A survey of seldom-heard accounts of female pirates.Organized loosely by motivation for becoming a pirate, each chapter covers a woman buccaneer from ancient times to the late 19th century. Some individuals were rulers who took up piratical navy practices, others began as thieves or sex workers. Readers learn mostly about white women who sailed all over the world, but the profiles include Muslim ruler Sayyida al-Hurra from Granada and Cheng I Sao from China, the most successful pirate (of any gender) of all time. Readers may question whether a single act of piracy makes a couple of the women worthy of the title of "pirate," but the accounts universally make for good stories. Sidebars provide pertinent historical context, such as background on the status of women in medieval Europe and the history of Viking longships. Duncombe (Pirate Women, 2017, etc.) is invested in her topic, stressing how these historical figures who rebelled against the status quo can help modern women feel empowered.
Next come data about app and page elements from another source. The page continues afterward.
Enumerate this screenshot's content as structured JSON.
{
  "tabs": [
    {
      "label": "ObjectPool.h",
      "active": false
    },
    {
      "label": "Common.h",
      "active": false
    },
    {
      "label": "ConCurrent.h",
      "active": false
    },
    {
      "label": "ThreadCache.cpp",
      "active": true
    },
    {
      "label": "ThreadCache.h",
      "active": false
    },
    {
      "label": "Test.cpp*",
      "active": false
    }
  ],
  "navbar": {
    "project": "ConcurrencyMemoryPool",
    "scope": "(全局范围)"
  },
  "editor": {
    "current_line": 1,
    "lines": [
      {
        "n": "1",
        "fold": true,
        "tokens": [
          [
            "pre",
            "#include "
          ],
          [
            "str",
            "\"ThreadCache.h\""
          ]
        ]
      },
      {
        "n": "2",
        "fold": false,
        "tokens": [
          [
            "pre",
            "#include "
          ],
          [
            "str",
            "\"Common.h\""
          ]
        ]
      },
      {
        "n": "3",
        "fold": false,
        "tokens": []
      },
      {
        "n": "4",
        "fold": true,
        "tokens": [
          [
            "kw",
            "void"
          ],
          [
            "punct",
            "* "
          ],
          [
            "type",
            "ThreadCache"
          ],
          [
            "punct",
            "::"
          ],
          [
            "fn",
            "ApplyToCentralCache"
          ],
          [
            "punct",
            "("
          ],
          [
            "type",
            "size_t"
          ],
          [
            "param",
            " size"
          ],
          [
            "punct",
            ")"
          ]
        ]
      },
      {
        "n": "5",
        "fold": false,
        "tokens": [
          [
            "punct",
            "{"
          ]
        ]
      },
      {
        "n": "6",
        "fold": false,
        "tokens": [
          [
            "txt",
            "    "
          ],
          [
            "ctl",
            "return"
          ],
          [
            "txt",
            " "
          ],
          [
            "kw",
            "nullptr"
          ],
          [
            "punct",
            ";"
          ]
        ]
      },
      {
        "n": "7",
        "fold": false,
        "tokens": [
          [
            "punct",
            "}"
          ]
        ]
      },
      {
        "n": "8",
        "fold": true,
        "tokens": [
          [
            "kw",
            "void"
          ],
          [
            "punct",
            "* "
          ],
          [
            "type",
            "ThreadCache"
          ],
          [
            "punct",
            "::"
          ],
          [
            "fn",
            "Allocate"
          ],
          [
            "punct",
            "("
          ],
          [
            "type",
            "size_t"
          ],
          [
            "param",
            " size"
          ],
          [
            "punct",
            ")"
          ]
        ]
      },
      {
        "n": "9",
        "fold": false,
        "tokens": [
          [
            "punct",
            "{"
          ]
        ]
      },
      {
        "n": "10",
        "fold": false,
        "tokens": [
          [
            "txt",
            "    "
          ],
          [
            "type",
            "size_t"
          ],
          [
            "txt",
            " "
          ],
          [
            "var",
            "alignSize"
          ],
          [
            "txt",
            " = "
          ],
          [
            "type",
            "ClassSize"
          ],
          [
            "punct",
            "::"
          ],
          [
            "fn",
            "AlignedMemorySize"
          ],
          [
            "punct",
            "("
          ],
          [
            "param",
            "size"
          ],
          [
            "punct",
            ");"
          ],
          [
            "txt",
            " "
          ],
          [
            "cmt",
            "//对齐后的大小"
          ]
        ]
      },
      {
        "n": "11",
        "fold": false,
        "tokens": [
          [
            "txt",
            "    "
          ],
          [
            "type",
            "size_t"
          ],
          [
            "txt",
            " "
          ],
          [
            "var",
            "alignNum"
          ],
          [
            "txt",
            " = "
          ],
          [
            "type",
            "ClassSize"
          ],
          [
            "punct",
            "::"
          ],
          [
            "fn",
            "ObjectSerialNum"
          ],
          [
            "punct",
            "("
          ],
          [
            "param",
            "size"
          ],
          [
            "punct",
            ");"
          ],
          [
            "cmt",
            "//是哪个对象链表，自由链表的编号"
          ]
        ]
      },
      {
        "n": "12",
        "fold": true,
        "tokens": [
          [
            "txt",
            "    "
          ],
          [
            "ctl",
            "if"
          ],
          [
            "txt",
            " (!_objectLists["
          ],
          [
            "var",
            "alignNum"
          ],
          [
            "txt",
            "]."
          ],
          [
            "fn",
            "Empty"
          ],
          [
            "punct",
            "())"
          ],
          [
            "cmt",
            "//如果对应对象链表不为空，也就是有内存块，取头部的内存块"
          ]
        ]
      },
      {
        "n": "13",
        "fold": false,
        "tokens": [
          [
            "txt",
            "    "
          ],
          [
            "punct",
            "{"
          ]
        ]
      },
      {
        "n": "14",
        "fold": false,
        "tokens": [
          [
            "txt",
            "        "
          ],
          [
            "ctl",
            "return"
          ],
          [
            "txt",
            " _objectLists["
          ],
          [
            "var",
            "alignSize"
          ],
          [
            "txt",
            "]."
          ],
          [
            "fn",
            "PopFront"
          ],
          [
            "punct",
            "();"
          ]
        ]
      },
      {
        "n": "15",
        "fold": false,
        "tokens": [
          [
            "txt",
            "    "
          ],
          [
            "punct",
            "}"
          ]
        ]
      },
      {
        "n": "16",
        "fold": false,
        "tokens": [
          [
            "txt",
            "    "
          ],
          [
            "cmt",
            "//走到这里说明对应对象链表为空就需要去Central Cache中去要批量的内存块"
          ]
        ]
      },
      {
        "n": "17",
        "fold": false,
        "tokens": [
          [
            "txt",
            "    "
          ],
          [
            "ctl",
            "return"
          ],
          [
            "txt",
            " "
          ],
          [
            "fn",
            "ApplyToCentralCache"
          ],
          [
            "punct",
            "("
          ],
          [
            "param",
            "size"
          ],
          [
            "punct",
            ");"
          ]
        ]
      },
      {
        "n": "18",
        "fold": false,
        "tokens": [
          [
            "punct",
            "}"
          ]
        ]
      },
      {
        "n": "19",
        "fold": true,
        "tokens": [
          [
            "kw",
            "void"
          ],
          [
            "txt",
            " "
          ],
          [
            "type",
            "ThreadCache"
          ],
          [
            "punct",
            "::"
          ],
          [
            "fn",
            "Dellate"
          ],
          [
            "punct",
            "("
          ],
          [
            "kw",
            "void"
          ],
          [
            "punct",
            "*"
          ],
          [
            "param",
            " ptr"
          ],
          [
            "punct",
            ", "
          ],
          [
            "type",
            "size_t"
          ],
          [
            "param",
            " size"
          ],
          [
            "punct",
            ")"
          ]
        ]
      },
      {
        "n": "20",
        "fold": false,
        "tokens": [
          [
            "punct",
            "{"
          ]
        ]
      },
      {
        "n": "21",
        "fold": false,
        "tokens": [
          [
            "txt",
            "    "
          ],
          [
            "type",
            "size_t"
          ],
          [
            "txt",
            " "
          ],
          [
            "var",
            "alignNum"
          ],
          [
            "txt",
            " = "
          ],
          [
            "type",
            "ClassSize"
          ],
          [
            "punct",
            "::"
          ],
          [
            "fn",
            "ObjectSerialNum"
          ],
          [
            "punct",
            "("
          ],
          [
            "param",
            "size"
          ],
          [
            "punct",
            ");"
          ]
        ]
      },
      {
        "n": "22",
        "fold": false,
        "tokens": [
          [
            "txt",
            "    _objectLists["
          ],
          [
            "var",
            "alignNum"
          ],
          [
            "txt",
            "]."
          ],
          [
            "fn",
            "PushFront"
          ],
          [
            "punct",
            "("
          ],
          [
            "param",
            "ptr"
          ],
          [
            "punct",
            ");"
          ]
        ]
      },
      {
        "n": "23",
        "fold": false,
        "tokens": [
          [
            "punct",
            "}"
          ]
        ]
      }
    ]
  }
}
She also acknowledges the difficulty of establishing firm historical facts in many cases and often includes contradictory reports, encouraging readers to be open to different interpretations. Illustrations and maps would have greatly enhanced the text. Each chapter ends with further reading, although many of the works cited are too complex for this book's intended audience. A thought-provoking treatise on charting one's destiny without societal constrictions. (notes, selected bibliography) (Nonfiction. 12-16) Copyright Kirkus Reviews, used with permission.

Copyright (c) Kirkus Reviews, used with permission.